++++ Data provided

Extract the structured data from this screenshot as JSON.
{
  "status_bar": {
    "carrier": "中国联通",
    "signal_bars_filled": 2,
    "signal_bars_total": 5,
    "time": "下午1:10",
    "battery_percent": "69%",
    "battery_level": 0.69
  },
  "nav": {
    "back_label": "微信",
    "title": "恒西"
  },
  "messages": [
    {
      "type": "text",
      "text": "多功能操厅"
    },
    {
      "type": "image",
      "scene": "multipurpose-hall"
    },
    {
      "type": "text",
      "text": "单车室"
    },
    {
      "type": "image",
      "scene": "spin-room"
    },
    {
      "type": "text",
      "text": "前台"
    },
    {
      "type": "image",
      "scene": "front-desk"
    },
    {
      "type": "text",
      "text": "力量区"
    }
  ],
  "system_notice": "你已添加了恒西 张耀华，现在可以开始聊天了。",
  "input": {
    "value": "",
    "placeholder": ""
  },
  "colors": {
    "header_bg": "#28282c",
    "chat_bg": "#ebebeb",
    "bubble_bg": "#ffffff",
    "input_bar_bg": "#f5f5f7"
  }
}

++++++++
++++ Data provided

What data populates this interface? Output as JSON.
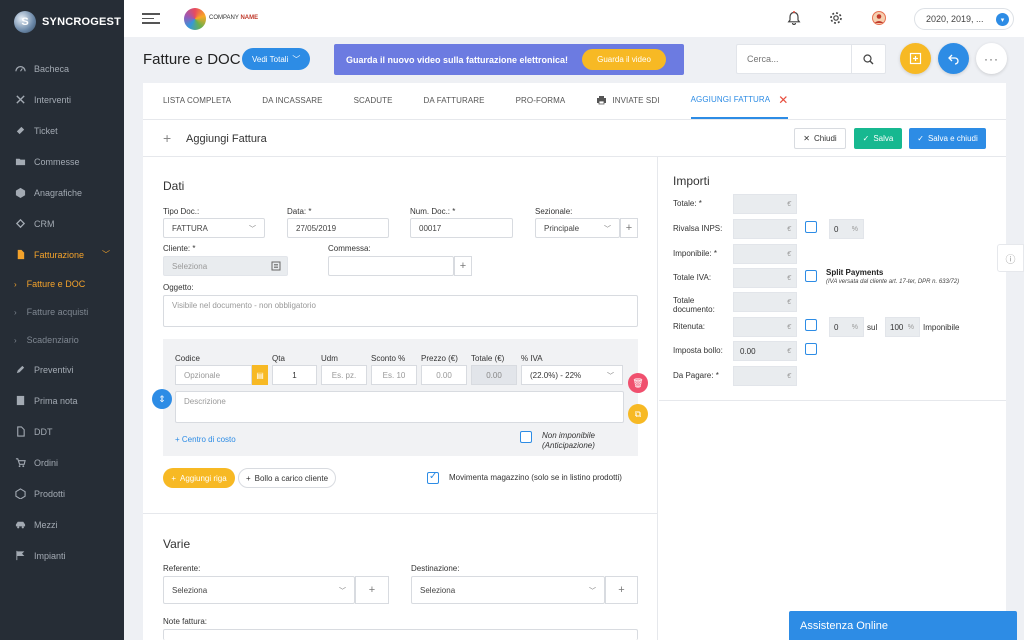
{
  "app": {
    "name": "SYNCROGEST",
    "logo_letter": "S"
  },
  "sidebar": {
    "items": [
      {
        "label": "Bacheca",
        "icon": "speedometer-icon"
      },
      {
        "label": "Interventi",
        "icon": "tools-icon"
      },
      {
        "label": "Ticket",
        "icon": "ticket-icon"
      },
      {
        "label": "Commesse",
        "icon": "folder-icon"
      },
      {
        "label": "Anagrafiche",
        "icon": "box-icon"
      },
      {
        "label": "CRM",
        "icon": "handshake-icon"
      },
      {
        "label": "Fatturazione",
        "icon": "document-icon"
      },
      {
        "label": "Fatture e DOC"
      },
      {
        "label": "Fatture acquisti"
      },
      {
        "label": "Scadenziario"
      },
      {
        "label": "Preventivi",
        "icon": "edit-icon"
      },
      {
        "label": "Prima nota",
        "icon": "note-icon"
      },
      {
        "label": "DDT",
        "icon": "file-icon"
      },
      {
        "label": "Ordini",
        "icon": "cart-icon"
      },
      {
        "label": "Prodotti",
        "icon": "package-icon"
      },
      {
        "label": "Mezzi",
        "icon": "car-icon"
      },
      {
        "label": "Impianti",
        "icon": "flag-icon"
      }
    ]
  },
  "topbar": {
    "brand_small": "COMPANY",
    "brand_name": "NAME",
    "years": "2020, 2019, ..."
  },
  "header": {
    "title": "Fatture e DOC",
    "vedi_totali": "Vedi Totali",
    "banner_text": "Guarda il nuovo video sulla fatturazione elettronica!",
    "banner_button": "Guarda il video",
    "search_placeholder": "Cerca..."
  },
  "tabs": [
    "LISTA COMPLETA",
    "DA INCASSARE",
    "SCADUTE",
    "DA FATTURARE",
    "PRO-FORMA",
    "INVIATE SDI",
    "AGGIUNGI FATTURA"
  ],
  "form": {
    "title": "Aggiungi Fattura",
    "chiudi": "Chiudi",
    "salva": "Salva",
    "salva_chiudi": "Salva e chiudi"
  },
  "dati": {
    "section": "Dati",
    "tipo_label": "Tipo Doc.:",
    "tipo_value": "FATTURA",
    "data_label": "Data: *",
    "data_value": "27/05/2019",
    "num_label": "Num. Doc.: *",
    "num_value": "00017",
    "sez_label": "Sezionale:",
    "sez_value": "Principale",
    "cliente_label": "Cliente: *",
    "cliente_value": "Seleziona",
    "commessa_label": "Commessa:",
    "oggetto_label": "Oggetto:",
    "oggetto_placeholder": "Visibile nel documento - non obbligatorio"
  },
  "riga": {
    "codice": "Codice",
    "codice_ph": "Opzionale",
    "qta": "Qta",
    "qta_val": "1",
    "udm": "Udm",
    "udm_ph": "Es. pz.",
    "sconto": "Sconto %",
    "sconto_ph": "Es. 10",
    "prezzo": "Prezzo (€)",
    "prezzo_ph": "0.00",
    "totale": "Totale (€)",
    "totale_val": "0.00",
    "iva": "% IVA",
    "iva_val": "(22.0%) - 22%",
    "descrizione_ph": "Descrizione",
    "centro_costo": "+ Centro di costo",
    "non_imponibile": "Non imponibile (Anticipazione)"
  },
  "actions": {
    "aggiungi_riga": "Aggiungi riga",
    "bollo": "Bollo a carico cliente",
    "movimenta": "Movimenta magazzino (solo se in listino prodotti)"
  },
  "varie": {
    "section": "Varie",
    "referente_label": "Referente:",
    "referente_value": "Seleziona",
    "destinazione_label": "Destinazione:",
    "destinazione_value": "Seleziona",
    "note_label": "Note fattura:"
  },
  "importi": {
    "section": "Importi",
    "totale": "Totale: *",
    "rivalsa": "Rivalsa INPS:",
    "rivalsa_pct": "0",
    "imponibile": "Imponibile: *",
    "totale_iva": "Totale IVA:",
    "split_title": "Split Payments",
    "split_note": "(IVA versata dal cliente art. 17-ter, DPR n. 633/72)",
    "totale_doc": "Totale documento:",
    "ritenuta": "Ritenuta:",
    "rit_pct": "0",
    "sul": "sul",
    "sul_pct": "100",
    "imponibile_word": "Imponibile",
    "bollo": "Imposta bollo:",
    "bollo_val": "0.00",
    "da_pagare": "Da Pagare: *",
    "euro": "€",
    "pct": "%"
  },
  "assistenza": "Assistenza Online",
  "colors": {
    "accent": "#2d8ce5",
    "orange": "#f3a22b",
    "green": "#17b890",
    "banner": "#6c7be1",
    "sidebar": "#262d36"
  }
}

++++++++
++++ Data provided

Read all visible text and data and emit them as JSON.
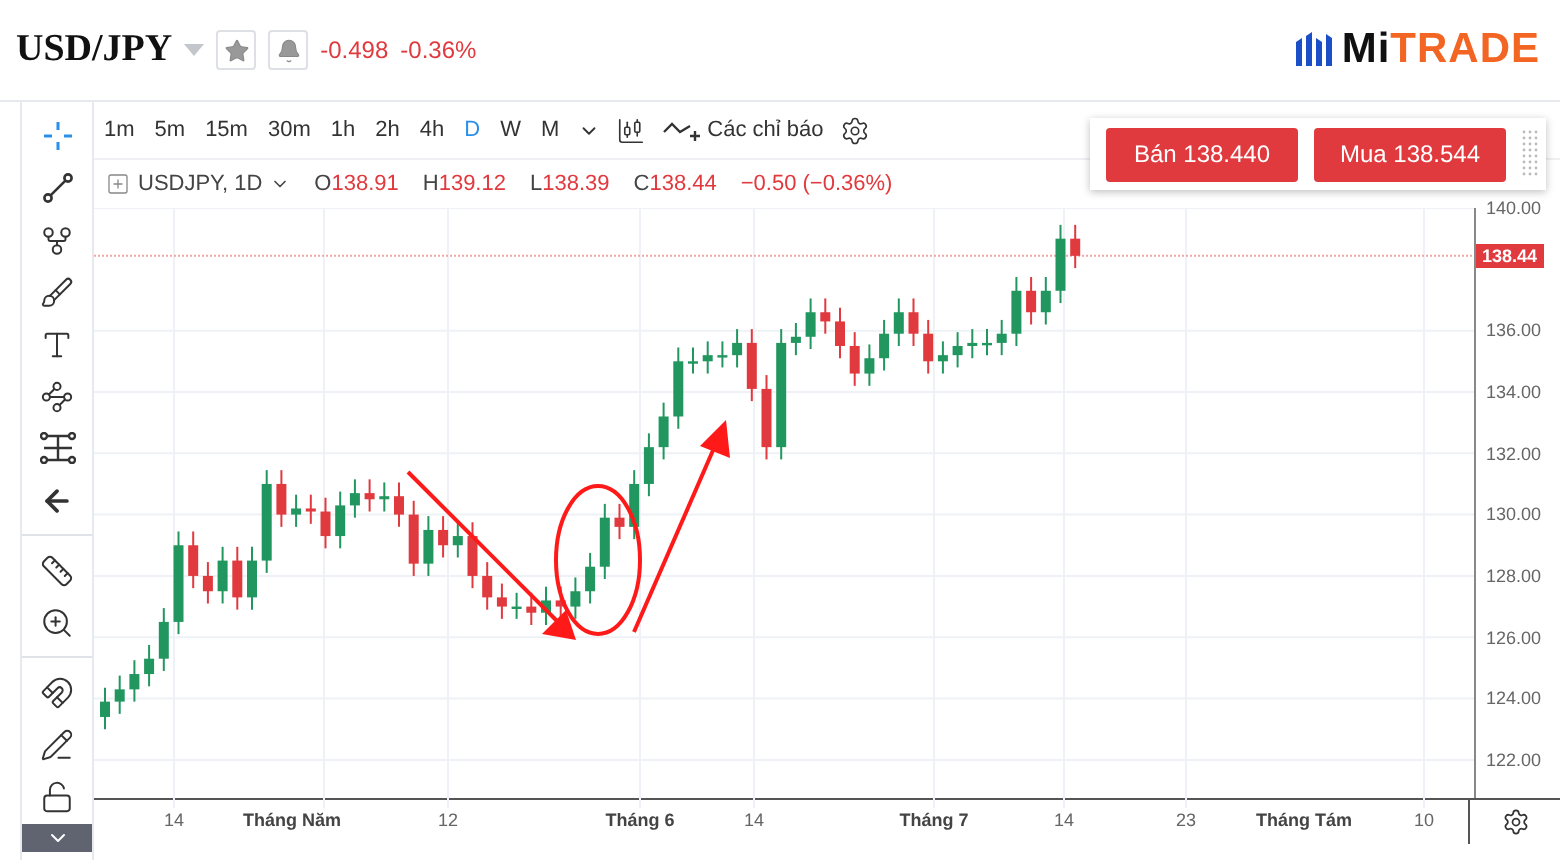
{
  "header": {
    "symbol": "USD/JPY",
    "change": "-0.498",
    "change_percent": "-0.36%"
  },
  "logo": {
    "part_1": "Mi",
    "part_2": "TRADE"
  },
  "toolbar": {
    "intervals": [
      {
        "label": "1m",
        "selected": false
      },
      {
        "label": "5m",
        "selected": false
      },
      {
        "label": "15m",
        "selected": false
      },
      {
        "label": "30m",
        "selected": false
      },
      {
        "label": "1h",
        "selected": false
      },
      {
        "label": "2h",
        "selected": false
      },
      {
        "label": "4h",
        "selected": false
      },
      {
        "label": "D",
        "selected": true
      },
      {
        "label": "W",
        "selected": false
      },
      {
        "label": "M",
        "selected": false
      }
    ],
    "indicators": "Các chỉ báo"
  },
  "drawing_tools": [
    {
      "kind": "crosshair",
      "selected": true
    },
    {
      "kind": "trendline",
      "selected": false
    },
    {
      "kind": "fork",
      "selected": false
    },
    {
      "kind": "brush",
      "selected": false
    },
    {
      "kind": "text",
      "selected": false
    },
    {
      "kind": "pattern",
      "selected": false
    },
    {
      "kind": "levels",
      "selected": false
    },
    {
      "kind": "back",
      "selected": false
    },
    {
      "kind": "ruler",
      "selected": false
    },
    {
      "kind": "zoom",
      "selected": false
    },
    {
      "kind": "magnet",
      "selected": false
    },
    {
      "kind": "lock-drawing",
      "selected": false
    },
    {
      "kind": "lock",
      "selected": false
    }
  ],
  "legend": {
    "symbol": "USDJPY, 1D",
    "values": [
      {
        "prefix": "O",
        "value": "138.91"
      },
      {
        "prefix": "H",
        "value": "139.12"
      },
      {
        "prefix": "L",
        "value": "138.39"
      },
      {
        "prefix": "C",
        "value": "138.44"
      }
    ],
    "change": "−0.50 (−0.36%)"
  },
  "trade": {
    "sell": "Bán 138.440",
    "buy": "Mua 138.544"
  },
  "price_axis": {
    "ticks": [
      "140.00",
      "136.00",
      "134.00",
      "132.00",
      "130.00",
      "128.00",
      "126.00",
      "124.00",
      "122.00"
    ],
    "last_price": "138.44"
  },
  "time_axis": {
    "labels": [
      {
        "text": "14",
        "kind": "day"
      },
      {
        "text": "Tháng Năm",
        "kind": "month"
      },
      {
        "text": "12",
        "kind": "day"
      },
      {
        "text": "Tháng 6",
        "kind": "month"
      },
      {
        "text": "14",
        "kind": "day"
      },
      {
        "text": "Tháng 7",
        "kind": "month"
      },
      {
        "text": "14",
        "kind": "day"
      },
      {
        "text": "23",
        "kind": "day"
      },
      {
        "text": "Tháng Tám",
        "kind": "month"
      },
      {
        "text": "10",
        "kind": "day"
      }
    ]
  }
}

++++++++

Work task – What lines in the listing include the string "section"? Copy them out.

Answer to this exercise –
    "section": "Dati",
    "section": "Varie",
    "section": "Importi",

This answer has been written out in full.